SUPPLIED DATA:
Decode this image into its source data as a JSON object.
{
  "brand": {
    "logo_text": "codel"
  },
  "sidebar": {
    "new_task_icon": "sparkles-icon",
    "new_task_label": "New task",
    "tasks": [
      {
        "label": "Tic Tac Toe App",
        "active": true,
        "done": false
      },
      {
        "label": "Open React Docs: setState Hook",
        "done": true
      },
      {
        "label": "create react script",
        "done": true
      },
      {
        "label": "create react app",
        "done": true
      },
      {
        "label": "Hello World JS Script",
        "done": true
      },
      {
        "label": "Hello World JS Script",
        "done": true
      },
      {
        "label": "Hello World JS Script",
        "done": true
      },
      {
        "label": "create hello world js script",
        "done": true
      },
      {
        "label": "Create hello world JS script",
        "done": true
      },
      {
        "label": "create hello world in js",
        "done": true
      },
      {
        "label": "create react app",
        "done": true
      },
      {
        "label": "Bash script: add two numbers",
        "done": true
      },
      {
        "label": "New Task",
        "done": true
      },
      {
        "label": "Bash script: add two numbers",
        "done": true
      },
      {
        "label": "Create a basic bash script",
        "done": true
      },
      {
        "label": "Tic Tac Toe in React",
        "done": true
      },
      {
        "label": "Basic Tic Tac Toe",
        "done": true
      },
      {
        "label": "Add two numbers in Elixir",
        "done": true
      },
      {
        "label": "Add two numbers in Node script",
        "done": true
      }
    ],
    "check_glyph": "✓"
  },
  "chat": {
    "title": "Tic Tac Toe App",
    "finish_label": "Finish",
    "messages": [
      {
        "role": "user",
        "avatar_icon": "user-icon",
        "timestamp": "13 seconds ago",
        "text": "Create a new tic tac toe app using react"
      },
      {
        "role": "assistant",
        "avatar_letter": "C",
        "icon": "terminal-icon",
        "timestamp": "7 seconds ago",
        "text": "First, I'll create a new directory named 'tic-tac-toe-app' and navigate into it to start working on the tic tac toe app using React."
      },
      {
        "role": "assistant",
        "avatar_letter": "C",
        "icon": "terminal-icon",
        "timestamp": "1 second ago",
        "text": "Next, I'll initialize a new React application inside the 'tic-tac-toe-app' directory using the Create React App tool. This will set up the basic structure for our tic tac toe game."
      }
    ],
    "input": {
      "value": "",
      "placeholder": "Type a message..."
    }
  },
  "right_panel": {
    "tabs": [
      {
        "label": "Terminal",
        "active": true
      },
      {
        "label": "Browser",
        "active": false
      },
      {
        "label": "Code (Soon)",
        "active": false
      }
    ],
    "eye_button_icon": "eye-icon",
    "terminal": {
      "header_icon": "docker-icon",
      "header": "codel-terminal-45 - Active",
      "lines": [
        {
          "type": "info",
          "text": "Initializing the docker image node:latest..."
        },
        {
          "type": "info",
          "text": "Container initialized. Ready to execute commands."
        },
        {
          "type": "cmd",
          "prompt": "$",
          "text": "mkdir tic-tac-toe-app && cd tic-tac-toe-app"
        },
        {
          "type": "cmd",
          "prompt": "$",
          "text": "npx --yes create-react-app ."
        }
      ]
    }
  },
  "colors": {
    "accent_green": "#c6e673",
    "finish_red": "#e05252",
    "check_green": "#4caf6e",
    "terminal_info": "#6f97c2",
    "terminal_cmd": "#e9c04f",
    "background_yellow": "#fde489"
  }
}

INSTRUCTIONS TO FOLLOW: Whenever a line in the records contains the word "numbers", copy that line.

RESULT:
        "label": "Bash script: add two numbers",
        "label": "Bash script: add two numbers",
        "label": "Add two numbers in Elixir",
        "label": "Add two numbers in Node script",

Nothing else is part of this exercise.